:)

Keshi said...

tnxx for stopping by my blog Adotable!

u write wonderfully and I like ur sense of humor :) And all the best for ur exams!


**What did the magician say to a dead body?
Abra Cadaver...

LOL Tys!


Keshi.

Crazy Dhakkan said...

//licence to heal

I think that was pretty interesting phase! I only have licence to drive people insane! :P

half of what you wrote was beyond me to understand! :P Science was never really my subject, you know! :P But it was an interesting read! :)

Thanks for stopping by my blog! :)

Keshi said...

sorry I meant ADORABLE. :) my silly typos!

Keshi.

Doomed Doctor said...

nice to see another medical student with some crabwise thinking and blogging skills....yes this feeling of mine is an indirect result of the upcoming final and most fatal assault of my medical career,but my shoulders have droop[ed bearing the weight of my past.

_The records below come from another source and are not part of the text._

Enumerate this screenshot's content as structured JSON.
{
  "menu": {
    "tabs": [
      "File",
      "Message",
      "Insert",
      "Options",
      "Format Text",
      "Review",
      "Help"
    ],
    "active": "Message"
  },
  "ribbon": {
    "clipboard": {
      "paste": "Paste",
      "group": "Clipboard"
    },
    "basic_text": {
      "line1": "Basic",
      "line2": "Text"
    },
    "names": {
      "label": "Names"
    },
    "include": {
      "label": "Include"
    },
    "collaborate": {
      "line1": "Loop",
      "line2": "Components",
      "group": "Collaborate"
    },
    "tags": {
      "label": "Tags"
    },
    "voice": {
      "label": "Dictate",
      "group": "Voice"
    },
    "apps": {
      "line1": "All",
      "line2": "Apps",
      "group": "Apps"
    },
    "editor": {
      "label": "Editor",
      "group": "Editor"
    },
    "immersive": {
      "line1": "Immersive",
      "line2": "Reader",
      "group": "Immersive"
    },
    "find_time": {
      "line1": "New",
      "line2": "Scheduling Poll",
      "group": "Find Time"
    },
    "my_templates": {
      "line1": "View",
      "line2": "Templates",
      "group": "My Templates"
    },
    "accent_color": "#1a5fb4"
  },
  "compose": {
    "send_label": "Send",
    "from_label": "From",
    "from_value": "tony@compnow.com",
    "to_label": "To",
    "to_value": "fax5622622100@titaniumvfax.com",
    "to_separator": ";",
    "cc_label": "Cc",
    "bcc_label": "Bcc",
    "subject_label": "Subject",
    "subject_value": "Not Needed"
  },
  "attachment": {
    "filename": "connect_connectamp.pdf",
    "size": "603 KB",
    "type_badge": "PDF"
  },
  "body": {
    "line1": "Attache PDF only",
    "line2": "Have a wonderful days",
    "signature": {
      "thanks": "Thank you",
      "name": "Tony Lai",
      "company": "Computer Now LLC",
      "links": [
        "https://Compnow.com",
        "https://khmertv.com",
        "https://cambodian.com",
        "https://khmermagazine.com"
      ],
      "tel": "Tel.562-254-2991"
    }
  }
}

Anonymous said...

That post had me grinning many times and took me on a virtual ride back on memory's lane... Never read much of Cunningham- for reasons you've described only too well! I remember reading 'good books' as in- British or American publications, glossy pages, and then realizing on the eve of the exams that the cheap looking Indian book with 'points' (no concept of prose there) was the passport for exams really!

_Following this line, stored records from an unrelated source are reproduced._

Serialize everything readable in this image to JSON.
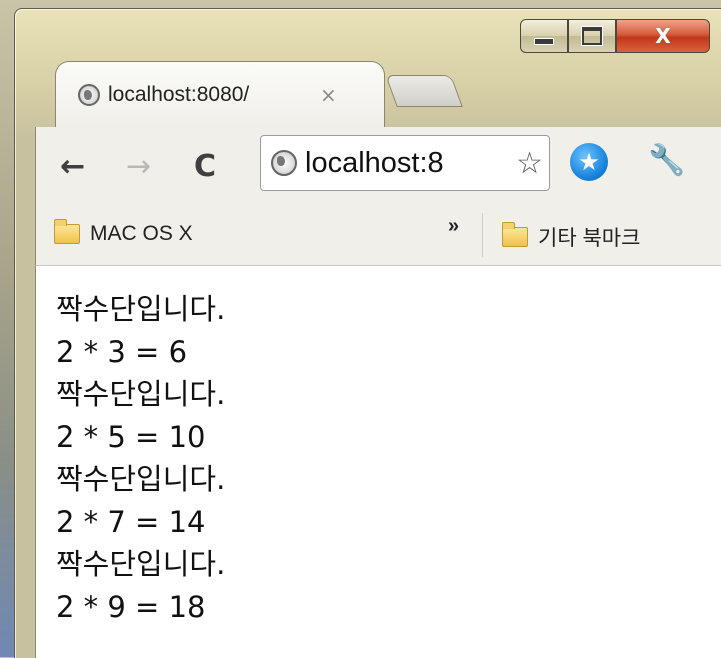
{
  "window": {
    "minimize_icon": "minimize-icon",
    "maximize_icon": "maximize-icon",
    "close_label": "X"
  },
  "tab": {
    "favicon": "globe-icon",
    "title": "localhost:8080/",
    "close_label": "×"
  },
  "toolbar": {
    "back_label": "←",
    "forward_label": "→",
    "reload_label": "C",
    "url": "localhost:8",
    "star_label": "☆",
    "extension_icon": "star-badge-icon",
    "wrench_label": "🔧"
  },
  "bookmarks": {
    "items": [
      {
        "label": "MAC OS X",
        "icon": "folder-icon"
      }
    ],
    "overflow_label": "»",
    "other_bookmarks": {
      "label": "기타 북마크",
      "icon": "folder-icon"
    }
  },
  "content": {
    "lines": [
      "짝수단입니다.",
      "2 * 3 = 6",
      "짝수단입니다.",
      "2 * 5 = 10",
      "짝수단입니다.",
      "2 * 7 = 14",
      "짝수단입니다.",
      "2 * 9 = 18"
    ]
  },
  "colors": {
    "close_button": "#c2371a",
    "extension_blue": "#1b87e0",
    "folder_yellow": "#f0c24a"
  }
}
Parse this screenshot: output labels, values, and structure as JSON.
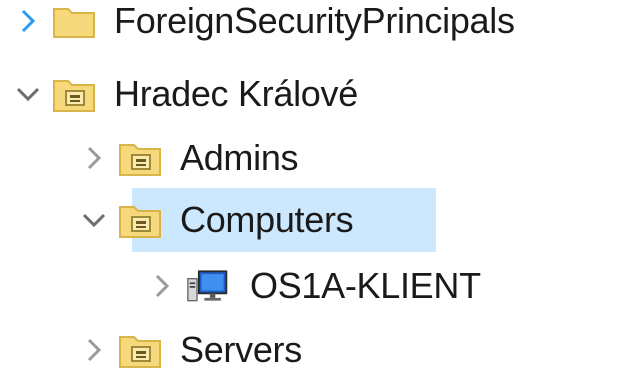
{
  "tree": {
    "items": [
      {
        "label": "ForeignSecurityPrincipals",
        "icon": "folder-icon",
        "expander": "expand-chevron-icon",
        "state": "collapsed",
        "expander_color": "#2b9bf0"
      },
      {
        "label": "Hradec Králové",
        "icon": "organizational-unit-icon",
        "expander": "collapse-chevron-icon",
        "state": "expanded"
      },
      {
        "label": "Admins",
        "icon": "organizational-unit-icon",
        "expander": "expand-chevron-icon",
        "state": "collapsed"
      },
      {
        "label": "Computers",
        "icon": "organizational-unit-icon",
        "expander": "collapse-chevron-icon",
        "state": "expanded",
        "selected": true
      },
      {
        "label": "OS1A-KLIENT",
        "icon": "computer-icon",
        "expander": "expand-chevron-icon",
        "state": "collapsed"
      },
      {
        "label": "Servers",
        "icon": "organizational-unit-icon",
        "expander": "expand-chevron-icon",
        "state": "collapsed"
      }
    ]
  },
  "colors": {
    "selection": "#cce8ff",
    "chevron": "#6d6d6d",
    "chevron_hover": "#2b9bf0",
    "folder": "#f5d97a",
    "folder_dark": "#d9b44a"
  }
}
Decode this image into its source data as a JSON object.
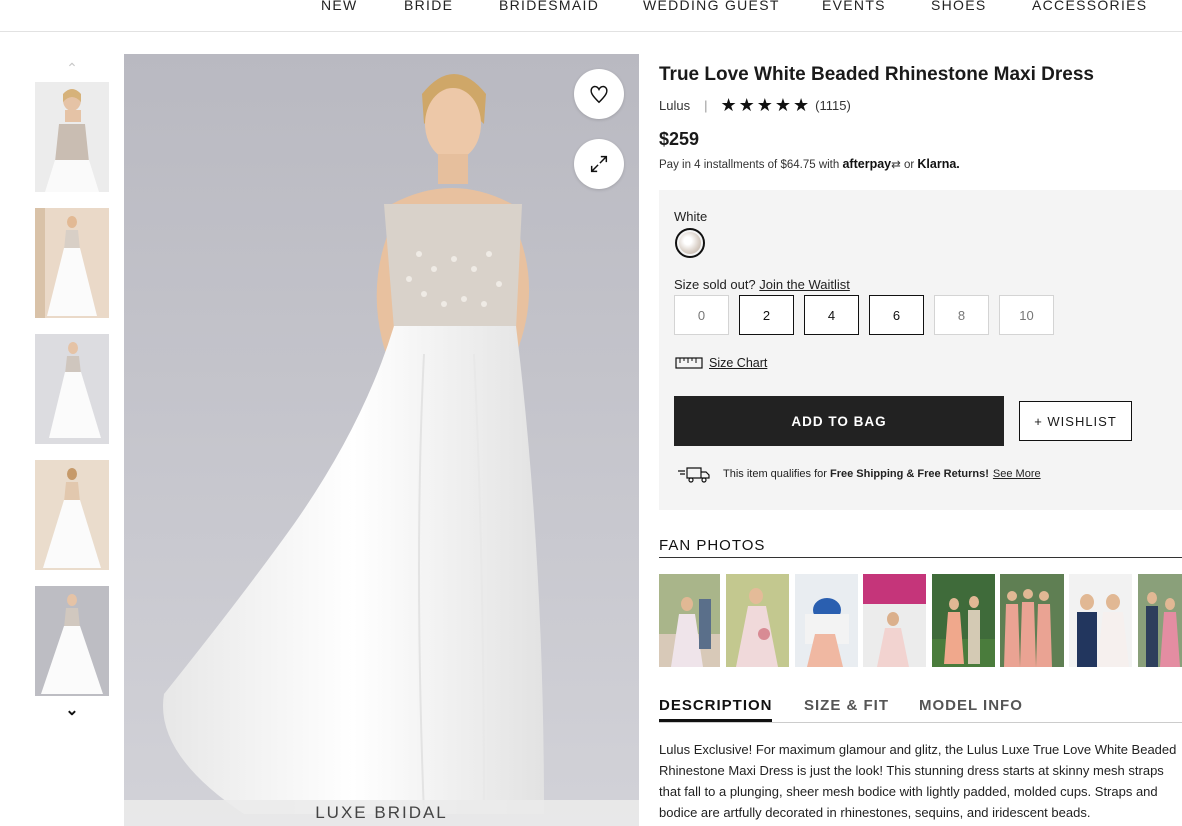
{
  "nav": [
    "NEW",
    "BRIDE",
    "BRIDESMAID",
    "WEDDING GUEST",
    "EVENTS",
    "SHOES",
    "ACCESSORIES"
  ],
  "product": {
    "title": "True Love White Beaded Rhinestone Maxi Dress",
    "brand": "Lulus",
    "rating": 5,
    "review_count": "(1115)",
    "price": "$259",
    "installments_prefix": "Pay in 4 installments of $64.75 with",
    "afterpay": "afterpay",
    "or": "or",
    "klarna": "Klarna."
  },
  "image": {
    "brand_bar": "LUXE BRIDAL"
  },
  "color": {
    "label": "White"
  },
  "sizes": {
    "help": "Size sold out?",
    "waitlist": "Join the Waitlist",
    "options": [
      {
        "label": "0",
        "available": false
      },
      {
        "label": "2",
        "available": true
      },
      {
        "label": "4",
        "available": true
      },
      {
        "label": "6",
        "available": true
      },
      {
        "label": "8",
        "available": false
      },
      {
        "label": "10",
        "available": false
      }
    ],
    "chart": "Size Chart"
  },
  "actions": {
    "add_to_bag": "ADD TO BAG",
    "wishlist": "+ WISHLIST"
  },
  "shipping": {
    "prefix": "This item qualifies for",
    "bold": "Free Shipping & Free Returns!",
    "see_more": "See More"
  },
  "fan_photos": {
    "title": "FAN PHOTOS"
  },
  "tabs": [
    "DESCRIPTION",
    "SIZE & FIT",
    "MODEL INFO"
  ],
  "description": "Lulus Exclusive! For maximum glamour and glitz, the Lulus Luxe True Love White Beaded Rhinestone Maxi Dress is just the look! This stunning dress starts at skinny mesh straps that fall to a plunging, sheer mesh bodice with lightly padded, molded cups. Straps and bodice are artfully decorated in rhinestones, sequins, and iridescent beads.",
  "colors": {
    "accent": "#222222",
    "panel": "#f4f4f4"
  }
}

Adorable Pancreas said...

@sreejith:
A lot of my friends are hostellers, and they keep telling me that. On the other hand, I don't have to eat the crap they serve in the mess (mess is a very good term).
Stating the obvious is my favourite pastime. eg: I love to eat food.

@tys on ice:
Good one!
Yeah, it does. I believe there was a Roman centurion in an Asterix comic by the name gluteus maximus. :D I know the names of all the bones too! Same pinch. Yes, I am going to 'study'.
Thanks, tys. Keep coming back.

@spunky monkey:
In search for enlightenment, eh?
(The comedy is that I read your blog.)

@toothless wonder:
We have Arabic classes once a week. I used to have good hsndwriting before I joined. *sigh*
I need all the practice I can get. :)
@toothless again:
Thank you!

@keshi:
Thank you. :)
He made me laugh too.

@crazy dhakkan:
Yeah, it's called 000. Double O O. :P
Thanks for visiting. And 'll be back.

@keshi the second:
Typo ignorde. I hadryl evre maek tyops, ypu nkow.

@doomed doctor:
Danksh. Every single final year student I know makes it a point to give me a 'you ain't seen nothin' yet' hint. Why, oh why? :(

@anon:
I know what you mean. All of us fall for the beautiful pictures in the 'phoren' books, only to find out later that 'East no West, India is the best.' :) Thanks for stopping by.

Ajey said...

The Cain & Abel piece was great research. Etched on blogger for posterity..lol.

Ziah said...

Kill me on the spot doc.. my sides hurt! :)